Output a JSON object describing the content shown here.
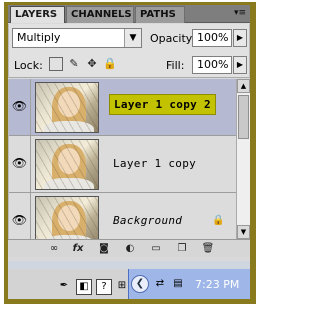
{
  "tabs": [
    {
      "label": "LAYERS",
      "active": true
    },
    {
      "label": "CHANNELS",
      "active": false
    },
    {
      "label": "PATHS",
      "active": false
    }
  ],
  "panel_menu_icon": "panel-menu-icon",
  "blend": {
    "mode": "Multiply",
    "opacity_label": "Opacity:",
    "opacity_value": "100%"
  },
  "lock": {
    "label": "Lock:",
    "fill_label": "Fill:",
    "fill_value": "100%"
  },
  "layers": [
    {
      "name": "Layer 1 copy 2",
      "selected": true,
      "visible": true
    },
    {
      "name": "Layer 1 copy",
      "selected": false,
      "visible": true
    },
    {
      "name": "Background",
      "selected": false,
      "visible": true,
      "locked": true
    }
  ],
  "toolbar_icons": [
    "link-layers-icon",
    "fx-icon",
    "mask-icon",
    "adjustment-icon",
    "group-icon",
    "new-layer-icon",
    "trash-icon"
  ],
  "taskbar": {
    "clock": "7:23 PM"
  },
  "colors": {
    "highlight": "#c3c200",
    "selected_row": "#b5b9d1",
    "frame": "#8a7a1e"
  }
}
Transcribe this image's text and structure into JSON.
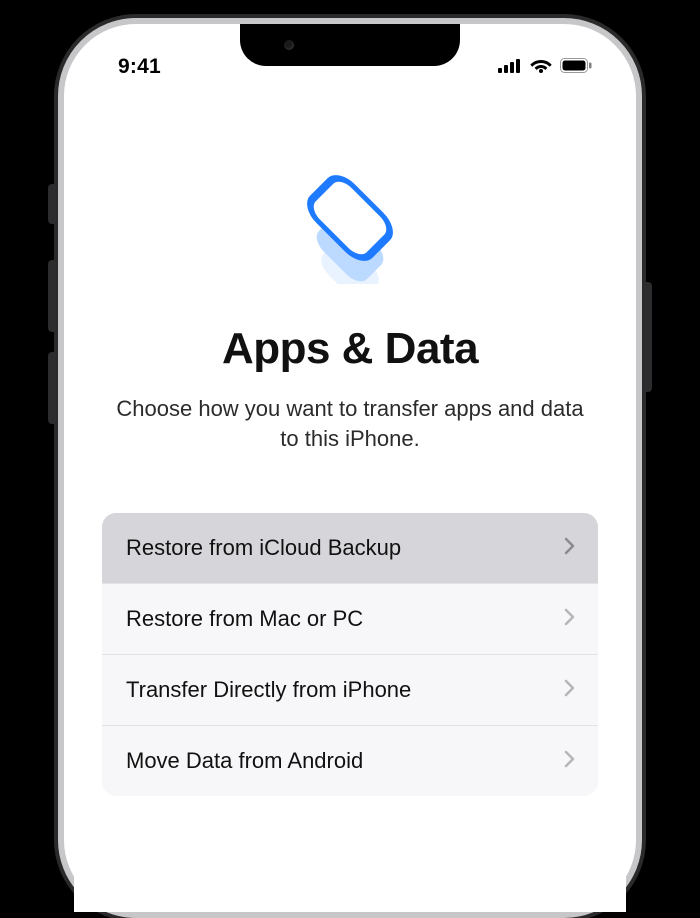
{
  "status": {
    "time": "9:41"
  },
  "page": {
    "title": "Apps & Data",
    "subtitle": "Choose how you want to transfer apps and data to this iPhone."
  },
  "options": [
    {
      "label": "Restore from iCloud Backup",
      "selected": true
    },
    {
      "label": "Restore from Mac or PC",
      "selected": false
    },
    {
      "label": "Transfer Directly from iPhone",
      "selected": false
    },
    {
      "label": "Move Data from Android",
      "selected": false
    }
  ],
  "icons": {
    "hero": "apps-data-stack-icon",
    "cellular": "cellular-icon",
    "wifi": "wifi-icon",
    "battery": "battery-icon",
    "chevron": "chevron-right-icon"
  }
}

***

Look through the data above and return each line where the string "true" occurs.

* Solved problem:
      "active": true
      "selected": true,
      "visible": true
      "visible": true
      "visible": true,
      "locked": true
      "selected": true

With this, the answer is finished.